has been a physical education teacher nearly as long as I have been a karate
sensei. Several years ago he was awarded ‘P.E.
Teacher of the Year’ through the Capherd organization.
John called me last week to tell me that he had misplaced the
karate curriculum we were working on. He wanted me to fax him a copy because he
was starting a self-defense program at Hamilton Ave. Elementary School in
Greenwich. I was unable to get him the fax on time so he improvised using the
general lesson plan gleaned from my book Smart
Moves, published a few years earlier through Simon and Schuster.
John comes to private karate classes for peace of mind, an
interest he shares with other students. Some private sessions never actually
get around to physical movement. Oftentimes, what is needed is more mental
movement; clarifications to remove life obstacles or to set the stage for
higher level understanding. As I explained in my book, The Soul Polisher’s Apprentice, life is like piecing together a
vertical puzzle. Only the pieces that fit at your current height of understanding make any sense. John opens the dialogue, “I ran the first unit, he says. “I opened
with questions, ‘Why self-defense. What is self defense?’ Then I moved to
stances, the pillars of strength.”
The horse stance is a universal posture found in every striking
art. Young children are usually first exposed to uncomplicated semi-aggressive
pushes or tugs.

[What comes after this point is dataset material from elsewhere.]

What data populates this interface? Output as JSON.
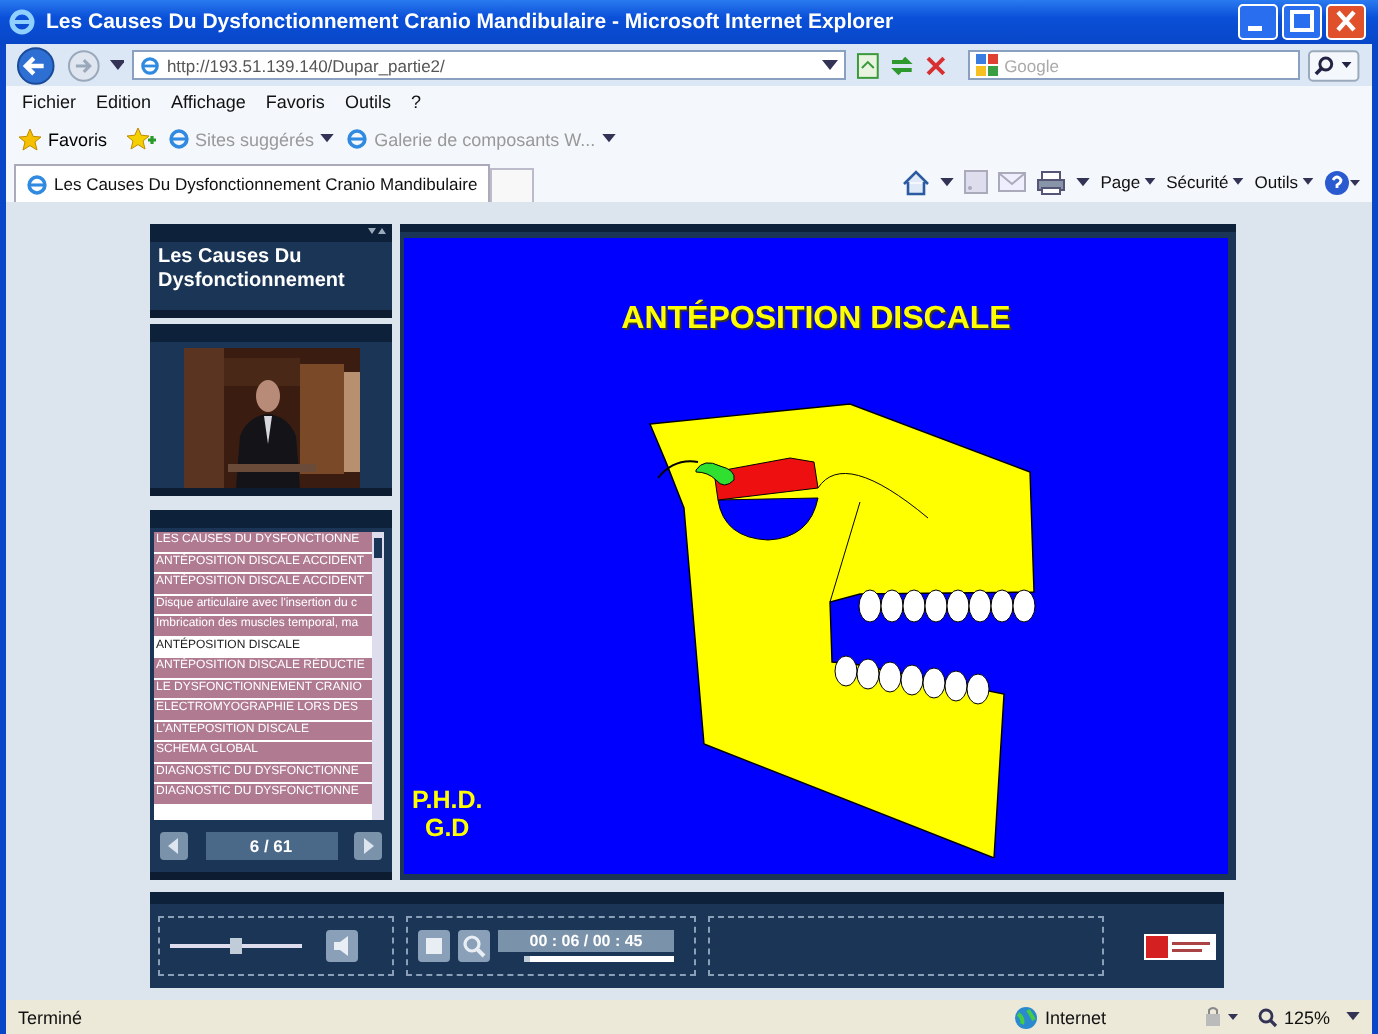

It’s natural for good teachers to start with simple concepts. “Then I showed them a basic wrist escape,” he added. “My reasoning
– if you get grabbed, not only will you want to stabilize yourself but you’ll
want to escape the grab.”
I like John’s logical sequencing of the material but I challenge him on some of the details. “95% of the time in my
classes,” I tell him, “whenever a child is grabbed and pulled, they can’t
escape from the grip if they go into a resistant posture first. The reason they
fail as the grabber pulls them, it lengthens their arm, making it less
effective to circle out. One of the strength principles in karate study is that
the further away your arm extends from your body, the weaker it becomes.” I ask
John, “If someone grabbed your right wrist and suddenly tugged you, how would
you go into horse stance with the best chance of resisting that tug? Would you
step back or forward and with which foot?”
He wasn’t sure.
“With quick enough reflexes you could step any way you wanted,” I
said “ but the ideal tactic would be
to step toward your opponent to
negate his pull. That is the best time to attempt your wrist escape. I break
single moves down into a logical, simple and sequential format before layering
two techniques together. Introduce the horse stance first. Follow with
resisting pushes and pulls. Introduce wrist escapes without any leg work at
some future date, then layer wrist escapes into your footwork.”
It’s not that children
cannot have fun or learn the two methods together. To create an ideal
foundation it is absolutely necessary to ground a student thoroughly into
their techniques. The stronger the base, the higher the future structure.
John and I also
discuss the need in physical education for the ‘fun’ element. If there isn’t an
element of fun in these lessons, most kids will loose interest today.
I have noticed a
disturbing teaching trend, whether it’s in a karate school, or in an
institutional academic classroom. Children are far more antsy and anxious.
Underlying their behavior in my opinion, is their doubt and confusion about
life. Life is complex and overwhelming for them. Life is moving much too fast
for young people to comprehend, no less find a deep taproot of meaningful
America is on a dumb down path. There is no one culprit to point a finger at. A
maddening social pace simply incurs a lot of meaningless movements.